  • Keep baby off high surfaces: Don’t place car seats or bouncy seats on elevated surfaces like a chair or table. Just put them on the floor to be safe.
  • Secure all your furniture: Please take the time to secure furniture such as televisions, bookcases, and dressers to the walls using wall mounts, brackets, anchors, or wall straps. This prevents baby from pulling things over and injuring themselves.13
  • Don’t put them near windows: Be careful not to place a crib near or under a window you’ll open. Your baby could eventually learn to climb and fall out of the window.3
  • Watch them in the bathroom: Bathrooms can also be dangerous, so never leave baby unattended here. They could try to climb into the tub and hit their head. The floor might be wet from other children washing their hands or bathing, and your baby could slip and fall.
  • Use a nonslip mat: During bathtime, use a nonslip mat to prevent falls. You could be carrying too many things, including your baby, which may lead to misstepping and tripping.12

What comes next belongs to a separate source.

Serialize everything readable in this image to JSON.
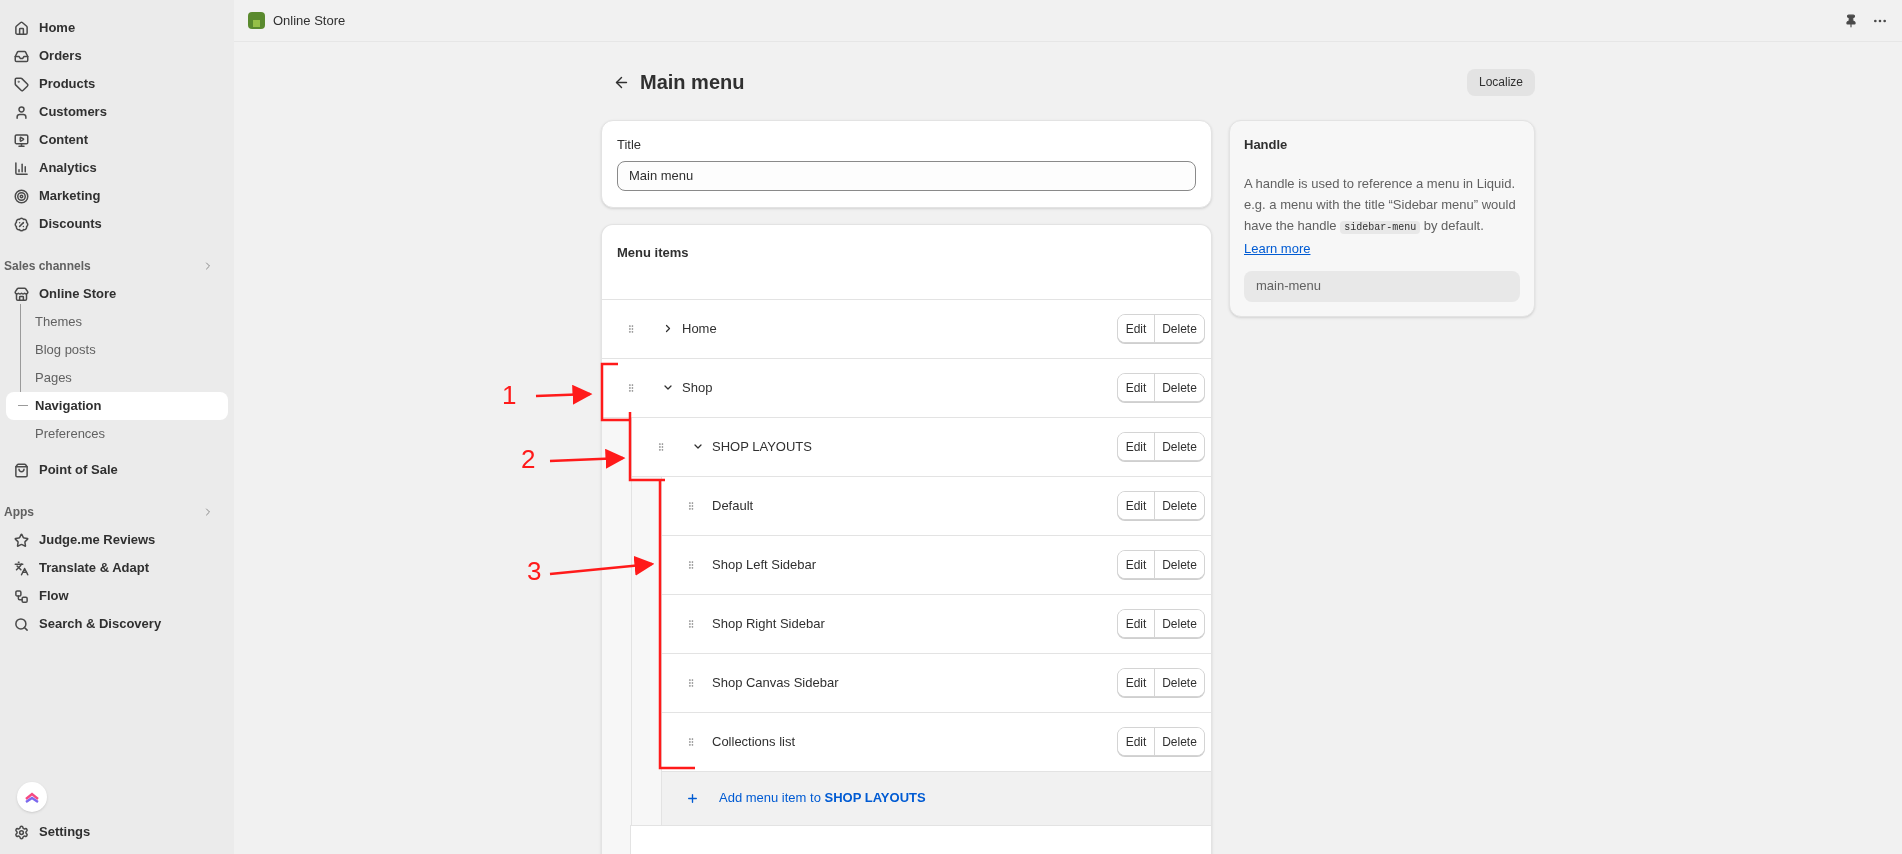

There’s no one way or right way to prevent a baby from falling and hitting their head. Even the most attentive parents can have an accident with their baby in the blink of an eye. Unfortunately, it does happen to most parents, and it can be terrifying — that’s why they’re called “accidents.” Parenting isn’t always easy; neither is protecting your baby 24/7. But, once you’ve armored yourself with the knowledge of what to look for when your baby is dropped, the signs and symptoms of a concussion or a serious head injury, what to do first, and how to proceed from there, you’re ready for almost anything!


Please enter your comment!
Please enter your name here


Hot Topics

Related Articles